It’s been a busy week. Lots happening. Life. But when the peach trees are ready, like time and tide, they wait for no one.
Then we gave away bunches of rosy white peaches to grateful friends, one of whom set to work making the most wonderful jam. (Thank you, Sue!) The heavenly taste of summer jam spread on freshly baked brioche or a toasted English muffin — we decided we wanted more! To paraphrase Mae West, too much of a good thing is wonderful. So when our friend Laurie graciously offered to share her apricot crop, we were happy to accept.
We peeled the fruit, removed the pits, and began turning it all into magic.
(adapted from Saving the Season by Kevin West)
Joan recently attended a “citrus” class at the Institute of Domestic Technology where Kevin taught those gathered around the table to turn oranges, peel and all, into a fabulous marmalade. Kevin is knowledgeable about all things from the garden; his book, Saving the Season, is a definitive text on home canning, pickling, and preserving, and even touches on producing liqueurs and candies. Here is an adaptation of Kevin’s classic apricot jam recipe.
3 1/2 pounds apricots
2 tablespoons freshly squeezed lemon juice
3 cups sugar
Sterilized jam jars with lids (This recipe should make about 6 8-ounce jars)
Rinse the apricots, slice into quarters, and remove the pits. Toss the fruit with lemon juice, stir in the sugar, and set aside to macerate for 30 minutes or up to overnight.
Turn the fruit-sugar mixture into a wide, flat non-reactive pan and rapidly bring to a boil (ideally the pan should be large enough to hold the fruit-sugar mixture at a shallow depth of 1 to 2 inches). Cook over a high flame, stirring frequently, until sufficiently reduced 8 to 10 minutes after the boil. Apricot jam will not achieve a firm gel set, but will develop a thick, silky consistency.
Remove the pan from the heat, and continue to stir for another 2 or 3 minutes if you would like to break down the fruit for a smoother texture. Ladle the hot jam into six prepared 1/2-pint jars, leaving 1/4 inch at the top. Refrigerate for three weeks or freeze up to 3 months.
Peach Jam (confiture de peche)
(adapted from Lenotre’s Ice Creams and Candies)

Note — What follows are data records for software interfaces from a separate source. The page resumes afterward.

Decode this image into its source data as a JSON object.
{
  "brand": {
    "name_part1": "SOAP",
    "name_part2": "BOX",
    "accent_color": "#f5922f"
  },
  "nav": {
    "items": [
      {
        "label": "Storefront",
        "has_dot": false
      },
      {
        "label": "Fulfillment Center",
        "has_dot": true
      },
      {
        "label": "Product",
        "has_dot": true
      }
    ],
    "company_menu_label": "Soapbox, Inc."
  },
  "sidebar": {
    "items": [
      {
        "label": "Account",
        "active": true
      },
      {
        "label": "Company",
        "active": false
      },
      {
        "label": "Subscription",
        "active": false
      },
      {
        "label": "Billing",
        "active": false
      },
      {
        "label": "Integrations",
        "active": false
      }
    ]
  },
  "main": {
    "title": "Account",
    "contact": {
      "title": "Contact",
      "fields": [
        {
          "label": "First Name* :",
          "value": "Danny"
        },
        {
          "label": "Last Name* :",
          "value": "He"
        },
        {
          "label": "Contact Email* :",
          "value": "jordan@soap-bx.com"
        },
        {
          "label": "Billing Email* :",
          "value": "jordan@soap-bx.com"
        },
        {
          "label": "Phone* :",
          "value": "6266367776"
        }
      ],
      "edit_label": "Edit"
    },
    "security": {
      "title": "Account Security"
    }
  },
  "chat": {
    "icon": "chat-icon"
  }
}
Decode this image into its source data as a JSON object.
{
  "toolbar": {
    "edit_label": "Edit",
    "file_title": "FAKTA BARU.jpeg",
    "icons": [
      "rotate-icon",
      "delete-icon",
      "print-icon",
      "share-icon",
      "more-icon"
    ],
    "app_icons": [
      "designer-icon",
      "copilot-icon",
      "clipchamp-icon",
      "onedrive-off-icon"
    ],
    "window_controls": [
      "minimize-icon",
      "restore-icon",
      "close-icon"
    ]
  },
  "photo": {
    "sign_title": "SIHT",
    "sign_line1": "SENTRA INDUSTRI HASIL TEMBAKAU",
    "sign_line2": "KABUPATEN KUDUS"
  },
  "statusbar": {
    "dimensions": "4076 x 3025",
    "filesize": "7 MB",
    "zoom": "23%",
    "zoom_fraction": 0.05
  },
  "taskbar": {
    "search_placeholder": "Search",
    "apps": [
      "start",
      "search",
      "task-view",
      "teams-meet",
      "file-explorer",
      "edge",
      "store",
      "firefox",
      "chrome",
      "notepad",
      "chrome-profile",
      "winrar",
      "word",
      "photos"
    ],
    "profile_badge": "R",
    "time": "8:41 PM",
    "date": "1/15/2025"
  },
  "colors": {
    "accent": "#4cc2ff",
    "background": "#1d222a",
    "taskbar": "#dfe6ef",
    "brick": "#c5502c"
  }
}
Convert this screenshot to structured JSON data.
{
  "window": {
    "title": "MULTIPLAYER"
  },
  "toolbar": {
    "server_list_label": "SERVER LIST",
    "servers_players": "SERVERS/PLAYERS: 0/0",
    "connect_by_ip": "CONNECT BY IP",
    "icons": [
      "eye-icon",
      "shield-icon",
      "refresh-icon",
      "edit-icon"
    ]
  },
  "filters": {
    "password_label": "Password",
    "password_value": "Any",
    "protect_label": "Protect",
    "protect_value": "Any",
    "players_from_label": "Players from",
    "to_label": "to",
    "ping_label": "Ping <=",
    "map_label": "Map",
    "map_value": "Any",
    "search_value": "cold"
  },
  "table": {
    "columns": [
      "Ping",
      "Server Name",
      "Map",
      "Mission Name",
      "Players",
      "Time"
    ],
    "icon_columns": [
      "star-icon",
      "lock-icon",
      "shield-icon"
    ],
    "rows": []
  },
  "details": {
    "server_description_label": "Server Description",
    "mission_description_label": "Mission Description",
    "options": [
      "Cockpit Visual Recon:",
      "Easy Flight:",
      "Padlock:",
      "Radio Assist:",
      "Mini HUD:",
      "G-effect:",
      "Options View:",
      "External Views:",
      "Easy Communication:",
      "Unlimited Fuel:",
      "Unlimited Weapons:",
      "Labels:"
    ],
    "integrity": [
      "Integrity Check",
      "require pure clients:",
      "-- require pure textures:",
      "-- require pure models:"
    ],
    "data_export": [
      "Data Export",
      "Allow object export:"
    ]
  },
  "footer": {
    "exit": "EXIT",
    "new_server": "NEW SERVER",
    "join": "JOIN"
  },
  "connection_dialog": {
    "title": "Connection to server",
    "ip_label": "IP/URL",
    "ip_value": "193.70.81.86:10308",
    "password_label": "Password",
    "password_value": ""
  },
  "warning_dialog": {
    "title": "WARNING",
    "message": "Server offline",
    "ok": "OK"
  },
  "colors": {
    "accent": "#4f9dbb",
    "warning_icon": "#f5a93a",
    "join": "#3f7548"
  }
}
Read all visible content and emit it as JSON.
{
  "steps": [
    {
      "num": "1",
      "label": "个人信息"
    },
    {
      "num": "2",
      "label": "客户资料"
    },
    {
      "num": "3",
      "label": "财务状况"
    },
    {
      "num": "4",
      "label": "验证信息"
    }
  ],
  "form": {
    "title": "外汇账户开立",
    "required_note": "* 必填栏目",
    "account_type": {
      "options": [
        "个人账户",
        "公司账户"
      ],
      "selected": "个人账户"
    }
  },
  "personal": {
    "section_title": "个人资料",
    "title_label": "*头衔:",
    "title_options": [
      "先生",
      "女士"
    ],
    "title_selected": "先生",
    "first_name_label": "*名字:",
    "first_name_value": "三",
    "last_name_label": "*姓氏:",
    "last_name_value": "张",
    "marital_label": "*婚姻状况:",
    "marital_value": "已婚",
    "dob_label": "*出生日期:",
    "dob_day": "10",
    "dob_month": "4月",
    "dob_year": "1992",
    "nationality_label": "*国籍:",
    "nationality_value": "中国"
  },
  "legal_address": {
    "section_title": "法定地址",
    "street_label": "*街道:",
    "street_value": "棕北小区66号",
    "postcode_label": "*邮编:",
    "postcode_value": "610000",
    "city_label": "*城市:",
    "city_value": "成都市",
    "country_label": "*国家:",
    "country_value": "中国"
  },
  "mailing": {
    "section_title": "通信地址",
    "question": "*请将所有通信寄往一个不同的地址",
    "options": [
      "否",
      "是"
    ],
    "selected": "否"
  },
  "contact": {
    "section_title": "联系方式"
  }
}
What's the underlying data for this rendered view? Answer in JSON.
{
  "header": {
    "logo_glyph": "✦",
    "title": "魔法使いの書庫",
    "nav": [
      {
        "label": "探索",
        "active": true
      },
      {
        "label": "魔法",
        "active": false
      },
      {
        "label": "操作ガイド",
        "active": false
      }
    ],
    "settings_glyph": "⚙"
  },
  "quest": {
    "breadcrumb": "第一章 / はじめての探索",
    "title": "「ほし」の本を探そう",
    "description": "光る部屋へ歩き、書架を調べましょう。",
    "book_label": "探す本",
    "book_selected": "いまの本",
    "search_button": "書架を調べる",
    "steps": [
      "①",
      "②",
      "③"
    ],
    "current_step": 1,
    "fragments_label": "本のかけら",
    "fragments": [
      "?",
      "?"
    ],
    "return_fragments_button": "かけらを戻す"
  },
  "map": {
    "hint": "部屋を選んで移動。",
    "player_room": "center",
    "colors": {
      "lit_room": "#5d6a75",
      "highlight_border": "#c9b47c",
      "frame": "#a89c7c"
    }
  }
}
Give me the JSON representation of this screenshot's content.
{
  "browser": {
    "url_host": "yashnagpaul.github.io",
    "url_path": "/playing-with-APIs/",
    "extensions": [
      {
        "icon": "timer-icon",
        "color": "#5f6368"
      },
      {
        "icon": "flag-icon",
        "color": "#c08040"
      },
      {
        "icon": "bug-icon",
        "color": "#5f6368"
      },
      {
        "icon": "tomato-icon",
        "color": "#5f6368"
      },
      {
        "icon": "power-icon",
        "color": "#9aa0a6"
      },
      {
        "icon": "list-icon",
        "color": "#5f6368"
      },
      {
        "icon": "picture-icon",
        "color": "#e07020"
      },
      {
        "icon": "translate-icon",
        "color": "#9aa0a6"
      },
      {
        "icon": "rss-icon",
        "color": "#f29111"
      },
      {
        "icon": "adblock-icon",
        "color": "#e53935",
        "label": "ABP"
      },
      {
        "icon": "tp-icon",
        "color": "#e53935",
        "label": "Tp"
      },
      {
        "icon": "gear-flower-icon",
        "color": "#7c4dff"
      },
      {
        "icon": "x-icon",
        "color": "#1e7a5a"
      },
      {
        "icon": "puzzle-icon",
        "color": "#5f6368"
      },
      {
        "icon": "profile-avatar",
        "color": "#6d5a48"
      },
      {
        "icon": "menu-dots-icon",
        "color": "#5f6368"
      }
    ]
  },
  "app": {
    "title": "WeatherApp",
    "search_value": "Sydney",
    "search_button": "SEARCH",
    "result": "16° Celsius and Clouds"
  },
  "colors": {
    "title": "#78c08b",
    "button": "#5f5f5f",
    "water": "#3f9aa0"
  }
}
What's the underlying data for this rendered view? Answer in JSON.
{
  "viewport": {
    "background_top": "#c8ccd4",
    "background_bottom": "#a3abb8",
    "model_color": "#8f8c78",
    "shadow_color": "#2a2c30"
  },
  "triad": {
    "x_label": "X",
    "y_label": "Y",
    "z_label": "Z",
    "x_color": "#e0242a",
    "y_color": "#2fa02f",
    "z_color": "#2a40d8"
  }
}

This recipe is derived from the famous French patissier, Gaston Lenotre. Like the apricot jam recipe above, it requires no pectin, just lots of ripe fresh fruit. Be warned: he calls for the fruit to macerate in sugar overnight, so be sure to allow enough time. We used white peaches for this but yellow or a mixture will work beautifully.
4 pounds ripe peaches
5 1/2 cups granulated sugar
1/2 of one vanilla bean
Juice of one lemon
Sterilized jam jars with lids. (This recipe should make about 4 8-ounce jars.)
Prepare a large bowl of ice water. Then peel the peaches. To do this, carve a small “x” at the top of each peach, bring a large pot of water to a boil, add the peaches, and boil for about a minute. Then, using a slotted spoon or skimmer, lift them out of the pot and place them in the cold water to stop the cooking. The skins should come off easily.
Cut the peaches into large wedges then place them into a large pan with the sugar and allow them to macerate for 12 to 24 hours (no need to refrigerate).
Drain the peaches and cook the syrup for about 15 minutes but regulate the heat and be careful since it tends to foam and splatter if cooked too fast.
Add the peaches and the vanilla bean, bring the syrup back to a boil, and cook for about 10 minutes. Skim the surface of the jam if necessary, and then stir in the lemon juice.
Immediately remove the jam from the heat, fill the jars, and close quickly with a tight lid.
We like to then turn the jars upside down so any air on the bottom mixes with the jam immediately. Refrigerate or freeze when cooled.